Without including any image, retype the records word for word.

- **Dataset**

━━━━━━━━━━━━━━━━

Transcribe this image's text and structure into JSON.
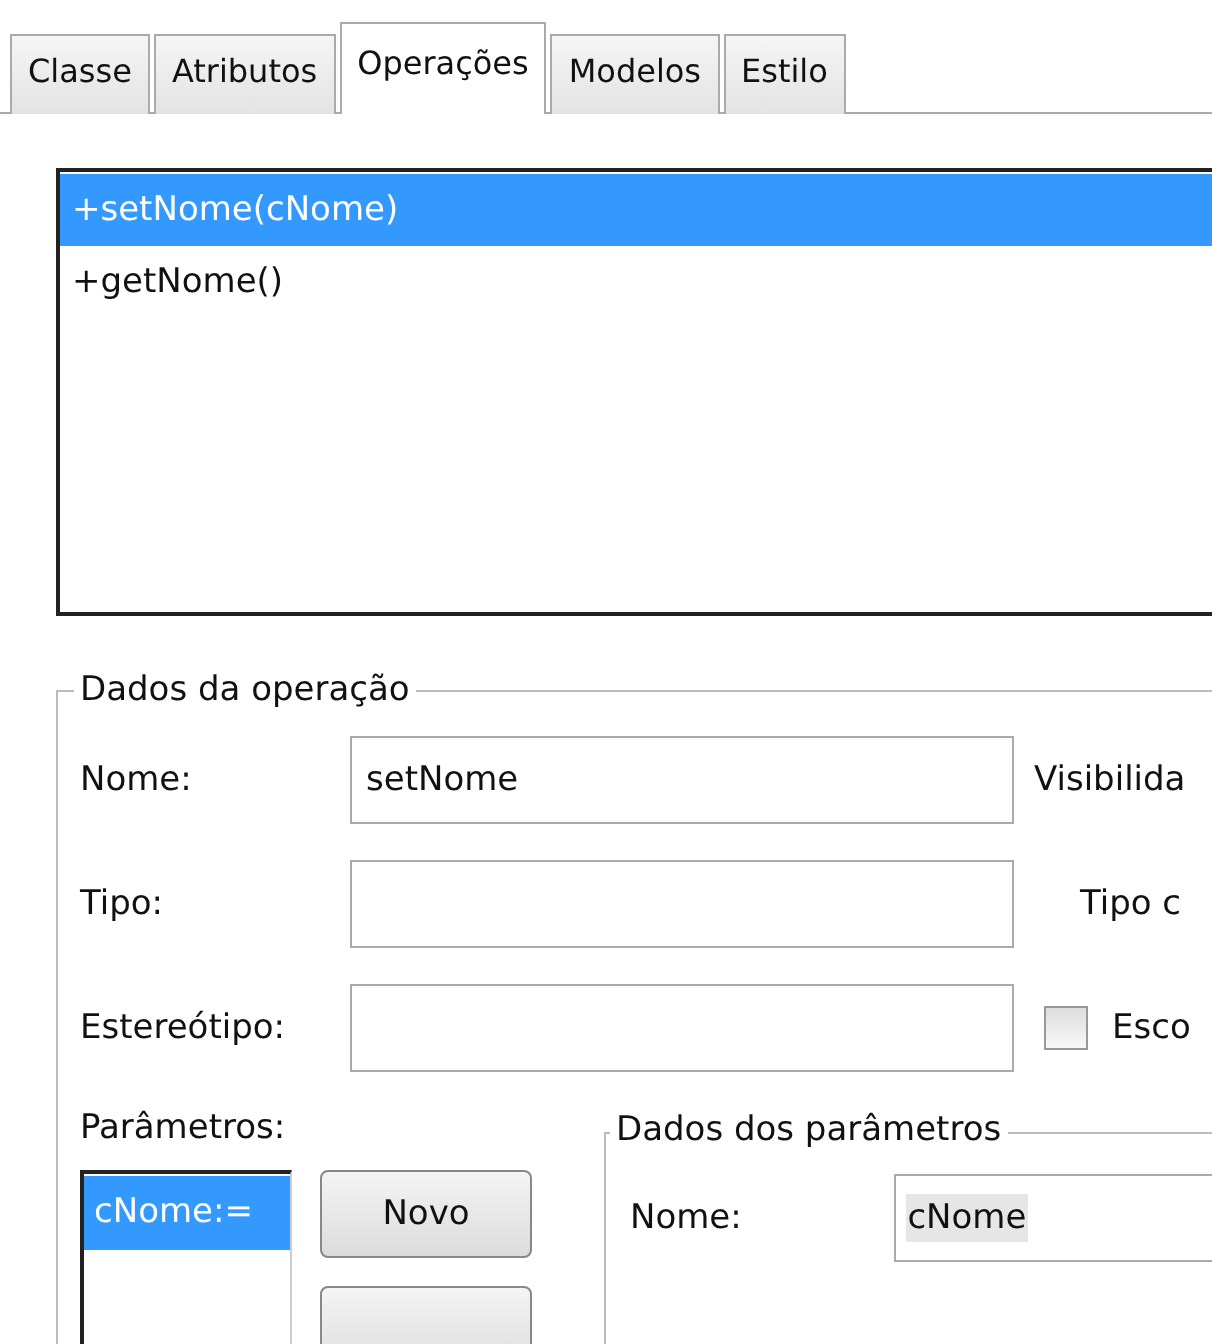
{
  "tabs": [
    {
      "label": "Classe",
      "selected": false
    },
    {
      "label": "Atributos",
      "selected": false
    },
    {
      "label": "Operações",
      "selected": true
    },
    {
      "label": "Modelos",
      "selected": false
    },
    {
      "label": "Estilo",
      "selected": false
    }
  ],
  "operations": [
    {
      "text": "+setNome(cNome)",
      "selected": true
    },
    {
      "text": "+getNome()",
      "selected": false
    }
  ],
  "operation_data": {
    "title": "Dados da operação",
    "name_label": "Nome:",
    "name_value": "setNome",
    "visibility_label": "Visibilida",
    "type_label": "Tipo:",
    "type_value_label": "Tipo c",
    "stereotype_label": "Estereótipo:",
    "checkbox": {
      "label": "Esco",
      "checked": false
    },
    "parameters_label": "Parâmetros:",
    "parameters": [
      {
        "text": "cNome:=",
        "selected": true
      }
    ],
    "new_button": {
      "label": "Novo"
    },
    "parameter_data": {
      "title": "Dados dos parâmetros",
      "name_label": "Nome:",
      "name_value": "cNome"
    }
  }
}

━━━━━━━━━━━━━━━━

- **Completed exercise**
Transcribe this image's text and structure into JSON.
{
  "tabs": [
    {
      "label": "Classe",
      "selected": false
    },
    {
      "label": "Atributos",
      "selected": false
    },
    {
      "label": "Operações",
      "selected": true
    },
    {
      "label": "Modelos",
      "selected": false
    },
    {
      "label": "Estilo",
      "selected": false
    }
  ],
  "operations": [
    {
      "text": "+setNome(cNome)",
      "selected": true
    },
    {
      "text": "+getNome()",
      "selected": false
    }
  ],
  "operation_data": {
    "title": "Dados da operação",
    "name_label": "Nome:",
    "name_value": "setNome",
    "visibility_label": "Visibilida",
    "type_label": "Tipo:",
    "type_value_label": "Tipo c",
    "stereotype_label": "Estereótipo:",
    "checkbox": {
      "label": "Esco",
      "checked": false
    },
    "parameters_label": "Parâmetros:",
    "parameters": [
      {
        "text": "cNome:=",
        "selected": true
      }
    ],
    "new_button": {
      "label": "Novo"
    },
    "parameter_data": {
      "title": "Dados dos parâmetros",
      "name_label": "Nome:",
      "name_value": "cNome"
    }
  }
}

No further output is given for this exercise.